I was awoken at two in the morning. A figure walked into my room. I was groggy, didn't know what was going on. A voice kept asking me if I was all right, if I was fine, if I was going to make it through. I could really only grasp the thought as I looked at my clock that someone is playing some kind of rude prank on me. I'm thinking, as my body turns to wakefulness, that I must be late for work if someone is bursting through me door. I recognize the person. Then it hits me: he isn't in my platoon. In fact, he got kicked out of my company before we had even deployed overseas. Wasn't a friend. Not even someone I'd ever associate with. "I'm fine," I finally said. "The fuck do you want?" "Oh, I was at the bar, man. They were saying how you got all fucked up." I could only wonder why this man even cared. He'd threatened me enough times with violence that the whole "coming to see me in the middle of the night to make sure I'm all right" doesn't quite sit well. I humor him a moment. "No, I'm fine." "You sure, man? 'Cause they were saying." "Look, I'm fine. I have to get up in less than four hours. If you want to find someone who's fucked up, go find Hallat." I say this knowing that Hallat had freaked out, started trashing a guys room a couple nights ago. Had spent twenty-four hours in cells before being transfered over to the Psyche-Eval people. "You sure?" "Yes. Get out." He left, closing the door. I lay there, listening. I heard him walk into the room next to mind and repeat. He was just wasted off his ass. A Tuesday night, he's so drunk he doesn't know what the hell he's doing. I don't even have my name on my door anymore because I'm about to release. He probably came to the room from memory. After all, my roommate, who had since moved out, had once hung out with this nutcase a few times. I fell back to sleep thinking I'd only hear my alarm in a few hours. Nope. I get woken up again to banging on my door, this time twenty minutes before my alarm even goes off. This time it's one of my buddies in my platoon. He's dressed and ready to go down to the lines. I look at him, squinting as I rub the sleepsand out of my eyes. "Why aren't you ready?" he asks me. I look at him restraining the urge to smack him in the face. "We gotta be down at the lines in like thirty minutes." Oh, right.
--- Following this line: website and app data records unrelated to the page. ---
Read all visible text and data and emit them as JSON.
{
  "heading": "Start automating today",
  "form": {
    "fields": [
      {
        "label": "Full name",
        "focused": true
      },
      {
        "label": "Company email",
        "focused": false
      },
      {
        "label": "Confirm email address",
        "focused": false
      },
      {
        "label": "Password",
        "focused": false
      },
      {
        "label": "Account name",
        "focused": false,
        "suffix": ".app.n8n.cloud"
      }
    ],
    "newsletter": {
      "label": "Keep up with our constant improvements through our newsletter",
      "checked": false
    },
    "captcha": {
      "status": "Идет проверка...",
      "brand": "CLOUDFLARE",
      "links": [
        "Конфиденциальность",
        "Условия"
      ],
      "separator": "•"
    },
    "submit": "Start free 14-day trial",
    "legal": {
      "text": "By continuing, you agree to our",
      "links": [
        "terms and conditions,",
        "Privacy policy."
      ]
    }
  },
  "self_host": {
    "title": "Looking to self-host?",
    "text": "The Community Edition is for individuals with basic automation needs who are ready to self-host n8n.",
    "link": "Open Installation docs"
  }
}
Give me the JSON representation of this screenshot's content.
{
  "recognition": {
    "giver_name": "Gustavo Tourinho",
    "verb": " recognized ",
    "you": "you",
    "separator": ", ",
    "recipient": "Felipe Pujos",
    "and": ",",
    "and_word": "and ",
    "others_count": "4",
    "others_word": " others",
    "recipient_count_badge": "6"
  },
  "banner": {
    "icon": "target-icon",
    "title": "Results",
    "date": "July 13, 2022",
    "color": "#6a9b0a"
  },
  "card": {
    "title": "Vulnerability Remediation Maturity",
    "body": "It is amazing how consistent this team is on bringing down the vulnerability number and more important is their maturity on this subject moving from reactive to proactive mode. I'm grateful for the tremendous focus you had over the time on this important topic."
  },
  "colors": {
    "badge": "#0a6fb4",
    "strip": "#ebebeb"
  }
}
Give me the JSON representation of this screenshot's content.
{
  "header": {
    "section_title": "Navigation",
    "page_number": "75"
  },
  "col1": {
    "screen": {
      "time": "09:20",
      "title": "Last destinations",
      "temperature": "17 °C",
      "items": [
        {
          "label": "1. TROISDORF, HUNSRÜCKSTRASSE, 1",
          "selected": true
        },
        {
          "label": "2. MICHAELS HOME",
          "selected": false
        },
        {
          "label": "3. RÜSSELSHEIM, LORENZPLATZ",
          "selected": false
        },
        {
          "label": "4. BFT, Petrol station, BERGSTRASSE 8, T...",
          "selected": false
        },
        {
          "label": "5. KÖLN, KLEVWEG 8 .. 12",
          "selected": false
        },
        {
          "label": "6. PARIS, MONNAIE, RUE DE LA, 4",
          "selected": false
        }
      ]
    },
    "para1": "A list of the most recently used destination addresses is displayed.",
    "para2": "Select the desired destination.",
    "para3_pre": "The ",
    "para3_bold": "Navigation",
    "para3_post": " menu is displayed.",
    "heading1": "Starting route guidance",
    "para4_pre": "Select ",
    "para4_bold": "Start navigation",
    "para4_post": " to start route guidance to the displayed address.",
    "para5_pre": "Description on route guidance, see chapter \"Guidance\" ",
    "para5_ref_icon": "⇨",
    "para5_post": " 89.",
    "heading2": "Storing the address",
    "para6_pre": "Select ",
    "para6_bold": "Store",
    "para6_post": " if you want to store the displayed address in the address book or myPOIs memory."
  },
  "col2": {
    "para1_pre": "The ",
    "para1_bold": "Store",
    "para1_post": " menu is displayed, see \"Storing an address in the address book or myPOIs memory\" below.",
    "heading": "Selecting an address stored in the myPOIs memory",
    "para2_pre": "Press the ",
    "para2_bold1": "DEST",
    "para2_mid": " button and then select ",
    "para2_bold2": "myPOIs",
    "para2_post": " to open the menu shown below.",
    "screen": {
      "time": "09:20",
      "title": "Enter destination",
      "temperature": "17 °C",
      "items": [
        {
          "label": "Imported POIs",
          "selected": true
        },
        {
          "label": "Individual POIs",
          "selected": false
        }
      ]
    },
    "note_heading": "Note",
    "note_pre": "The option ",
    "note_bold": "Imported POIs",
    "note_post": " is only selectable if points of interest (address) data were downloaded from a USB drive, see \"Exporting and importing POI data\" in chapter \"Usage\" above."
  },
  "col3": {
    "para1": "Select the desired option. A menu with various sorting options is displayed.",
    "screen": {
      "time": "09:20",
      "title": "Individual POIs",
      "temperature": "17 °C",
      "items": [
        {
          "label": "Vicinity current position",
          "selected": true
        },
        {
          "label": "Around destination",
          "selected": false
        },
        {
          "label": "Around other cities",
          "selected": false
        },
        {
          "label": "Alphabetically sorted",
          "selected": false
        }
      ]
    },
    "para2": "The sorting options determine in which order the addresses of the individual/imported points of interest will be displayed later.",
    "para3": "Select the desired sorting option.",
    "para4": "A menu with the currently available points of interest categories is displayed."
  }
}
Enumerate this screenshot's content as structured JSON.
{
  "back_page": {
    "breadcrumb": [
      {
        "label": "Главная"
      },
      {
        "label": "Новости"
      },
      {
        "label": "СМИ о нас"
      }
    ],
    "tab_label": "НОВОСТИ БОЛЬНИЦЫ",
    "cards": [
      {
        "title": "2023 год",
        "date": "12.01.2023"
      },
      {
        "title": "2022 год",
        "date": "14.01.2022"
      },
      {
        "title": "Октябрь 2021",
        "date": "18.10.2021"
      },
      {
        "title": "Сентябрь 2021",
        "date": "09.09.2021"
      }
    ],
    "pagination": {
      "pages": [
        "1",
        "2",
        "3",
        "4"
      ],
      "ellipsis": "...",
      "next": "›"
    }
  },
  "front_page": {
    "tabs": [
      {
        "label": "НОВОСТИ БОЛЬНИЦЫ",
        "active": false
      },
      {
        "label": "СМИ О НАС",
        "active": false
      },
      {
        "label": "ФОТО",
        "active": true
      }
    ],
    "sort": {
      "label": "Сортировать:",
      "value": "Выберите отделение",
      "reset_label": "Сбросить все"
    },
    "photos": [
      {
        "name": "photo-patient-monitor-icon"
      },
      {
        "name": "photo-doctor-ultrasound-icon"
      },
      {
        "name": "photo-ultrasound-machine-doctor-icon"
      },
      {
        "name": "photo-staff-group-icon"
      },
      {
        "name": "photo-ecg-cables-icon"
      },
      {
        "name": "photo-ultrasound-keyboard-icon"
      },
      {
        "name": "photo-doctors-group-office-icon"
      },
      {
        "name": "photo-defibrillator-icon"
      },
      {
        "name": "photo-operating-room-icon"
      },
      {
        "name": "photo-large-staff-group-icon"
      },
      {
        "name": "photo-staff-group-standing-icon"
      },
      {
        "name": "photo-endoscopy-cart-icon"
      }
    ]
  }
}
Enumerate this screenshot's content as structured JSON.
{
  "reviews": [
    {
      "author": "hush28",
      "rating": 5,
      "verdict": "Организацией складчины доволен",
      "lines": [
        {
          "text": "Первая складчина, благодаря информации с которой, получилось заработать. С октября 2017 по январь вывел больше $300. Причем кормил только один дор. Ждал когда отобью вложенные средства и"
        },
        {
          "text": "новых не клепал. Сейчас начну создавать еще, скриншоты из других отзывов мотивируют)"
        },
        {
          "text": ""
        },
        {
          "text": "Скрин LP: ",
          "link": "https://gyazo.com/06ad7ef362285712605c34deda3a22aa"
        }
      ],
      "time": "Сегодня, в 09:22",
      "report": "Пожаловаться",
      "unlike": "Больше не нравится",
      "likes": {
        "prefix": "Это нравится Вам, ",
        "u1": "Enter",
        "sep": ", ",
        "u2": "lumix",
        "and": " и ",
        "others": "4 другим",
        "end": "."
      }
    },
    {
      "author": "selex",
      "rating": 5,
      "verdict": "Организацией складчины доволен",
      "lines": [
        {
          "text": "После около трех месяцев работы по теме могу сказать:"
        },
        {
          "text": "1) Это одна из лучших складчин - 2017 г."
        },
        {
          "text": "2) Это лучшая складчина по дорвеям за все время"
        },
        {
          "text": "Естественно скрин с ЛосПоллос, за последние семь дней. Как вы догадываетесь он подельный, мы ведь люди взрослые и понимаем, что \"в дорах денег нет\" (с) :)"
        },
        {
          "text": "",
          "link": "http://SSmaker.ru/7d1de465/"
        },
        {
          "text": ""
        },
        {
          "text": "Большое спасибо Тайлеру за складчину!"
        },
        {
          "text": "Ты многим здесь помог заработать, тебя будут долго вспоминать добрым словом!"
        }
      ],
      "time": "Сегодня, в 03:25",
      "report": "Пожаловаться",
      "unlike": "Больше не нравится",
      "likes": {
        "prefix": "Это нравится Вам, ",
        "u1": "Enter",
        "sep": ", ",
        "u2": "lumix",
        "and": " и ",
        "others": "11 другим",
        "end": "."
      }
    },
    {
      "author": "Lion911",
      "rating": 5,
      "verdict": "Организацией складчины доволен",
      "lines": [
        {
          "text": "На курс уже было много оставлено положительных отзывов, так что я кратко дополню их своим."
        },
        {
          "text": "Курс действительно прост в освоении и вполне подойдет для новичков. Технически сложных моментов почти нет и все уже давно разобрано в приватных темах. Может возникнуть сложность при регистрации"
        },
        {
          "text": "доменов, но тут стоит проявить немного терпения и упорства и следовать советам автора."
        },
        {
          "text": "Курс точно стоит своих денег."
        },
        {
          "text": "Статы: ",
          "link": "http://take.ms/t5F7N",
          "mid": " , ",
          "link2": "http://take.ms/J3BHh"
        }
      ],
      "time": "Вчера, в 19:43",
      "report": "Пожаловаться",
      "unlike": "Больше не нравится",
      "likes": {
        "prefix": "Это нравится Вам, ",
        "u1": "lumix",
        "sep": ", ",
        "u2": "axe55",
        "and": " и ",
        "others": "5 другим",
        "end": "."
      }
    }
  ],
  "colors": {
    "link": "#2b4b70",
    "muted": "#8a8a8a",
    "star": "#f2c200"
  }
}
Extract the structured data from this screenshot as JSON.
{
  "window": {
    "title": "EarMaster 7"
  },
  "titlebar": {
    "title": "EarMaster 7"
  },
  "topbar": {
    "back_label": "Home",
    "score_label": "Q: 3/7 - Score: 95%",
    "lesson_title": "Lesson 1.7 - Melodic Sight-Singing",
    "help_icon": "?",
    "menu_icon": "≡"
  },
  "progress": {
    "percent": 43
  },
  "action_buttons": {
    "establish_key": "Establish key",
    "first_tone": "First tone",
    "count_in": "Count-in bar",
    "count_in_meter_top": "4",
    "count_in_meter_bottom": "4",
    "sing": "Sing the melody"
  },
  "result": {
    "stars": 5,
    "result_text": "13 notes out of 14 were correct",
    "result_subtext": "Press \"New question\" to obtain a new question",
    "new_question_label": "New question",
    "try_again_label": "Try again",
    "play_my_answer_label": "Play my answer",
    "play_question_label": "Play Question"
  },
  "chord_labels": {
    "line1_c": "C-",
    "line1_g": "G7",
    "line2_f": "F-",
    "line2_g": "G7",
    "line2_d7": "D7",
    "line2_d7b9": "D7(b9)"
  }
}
He hadn't been told. I sigh, look him in the eye: "Timings got pushed back. We don't have to be there for another seventy, eight minutes or so." "Really?" "Yes." "Oh." Then he walks away out to his car to turn it off. To late to attempt getting those last few minutes. Might as well do the three morning S's: shit, shower and shave. In that order, too. I can't wait till Friday when this stops. Was kinda funny, though, in a weird way, I guess.